It has been labelled “the holy grail” of cancer research and could lead to doctors being able to offer universal screening.
The breakthrough is expected to be officially announced at the annual conference of the American Society of Clinical Oncology in Chicago this week.
Professor Nicolas Turner or London’s Institute of Cancer Research said he was “excited” and the research could reduce diagnosis times.
He said: “Many cancers are picked up too late.
The blood test looks for fragments of DNA that have been released into the blood by quickly developing cancer cells.
In the research stage, it achieved up to 90 per cent accuracy in tests.
The test can detect lung, head and neck, lymphoma, multiple myeloma. colorectal, ovarian, pancreatic, liver, oesophageal and breast cancers.
Scientists have said that in some cases the procedure could detect a cancer years before a patient develops any symptoms.
The wonder-test could be in use in just a few years time but comes with a hefty price tag.
The procedure could cost hospitals up to £1,000 per patient.
According to Cancer Research UK, the most common cancers in Britain are breast, prostate, lung, and bowel cancers.
Between them, these diseases account for more than half of the cancer patients in the country.
More than 360,000 people in the UK are diagnosed with cancer each year, meaning that one person is told they have the disease every two minutes.
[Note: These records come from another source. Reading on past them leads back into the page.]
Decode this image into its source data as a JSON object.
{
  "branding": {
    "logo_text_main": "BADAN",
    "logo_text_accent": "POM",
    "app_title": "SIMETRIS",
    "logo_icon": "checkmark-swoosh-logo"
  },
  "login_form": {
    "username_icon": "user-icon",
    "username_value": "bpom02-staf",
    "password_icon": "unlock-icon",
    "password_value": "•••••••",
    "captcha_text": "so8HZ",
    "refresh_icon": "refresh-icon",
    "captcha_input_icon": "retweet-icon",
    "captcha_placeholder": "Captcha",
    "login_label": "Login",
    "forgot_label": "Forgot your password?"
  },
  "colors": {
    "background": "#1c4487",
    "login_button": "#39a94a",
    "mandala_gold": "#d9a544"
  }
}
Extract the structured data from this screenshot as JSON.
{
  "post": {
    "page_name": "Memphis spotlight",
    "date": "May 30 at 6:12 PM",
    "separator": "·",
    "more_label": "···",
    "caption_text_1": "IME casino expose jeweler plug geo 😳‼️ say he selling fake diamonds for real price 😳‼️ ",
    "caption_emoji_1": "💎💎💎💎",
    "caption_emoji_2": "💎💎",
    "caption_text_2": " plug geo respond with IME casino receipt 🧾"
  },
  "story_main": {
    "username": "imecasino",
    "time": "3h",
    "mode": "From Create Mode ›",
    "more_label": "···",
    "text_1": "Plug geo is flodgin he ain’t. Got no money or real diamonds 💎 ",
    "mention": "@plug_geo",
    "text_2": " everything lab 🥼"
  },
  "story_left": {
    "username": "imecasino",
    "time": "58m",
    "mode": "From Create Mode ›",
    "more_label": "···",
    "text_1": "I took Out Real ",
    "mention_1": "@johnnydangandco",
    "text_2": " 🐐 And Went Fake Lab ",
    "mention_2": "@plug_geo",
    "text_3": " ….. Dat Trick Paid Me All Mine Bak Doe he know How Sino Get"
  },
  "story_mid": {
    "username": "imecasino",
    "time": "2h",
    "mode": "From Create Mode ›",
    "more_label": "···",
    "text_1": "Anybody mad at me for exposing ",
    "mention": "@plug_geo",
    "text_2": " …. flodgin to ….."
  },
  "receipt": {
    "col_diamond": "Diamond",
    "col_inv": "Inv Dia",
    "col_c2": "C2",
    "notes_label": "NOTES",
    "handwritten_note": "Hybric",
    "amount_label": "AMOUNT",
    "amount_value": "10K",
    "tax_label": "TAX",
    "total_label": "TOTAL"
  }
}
On average, cancer rates in the UK have increased by seven per cent in the last decade, however, in women, the number of diagnoses have risen by a whopping nine per cent in the last ten years.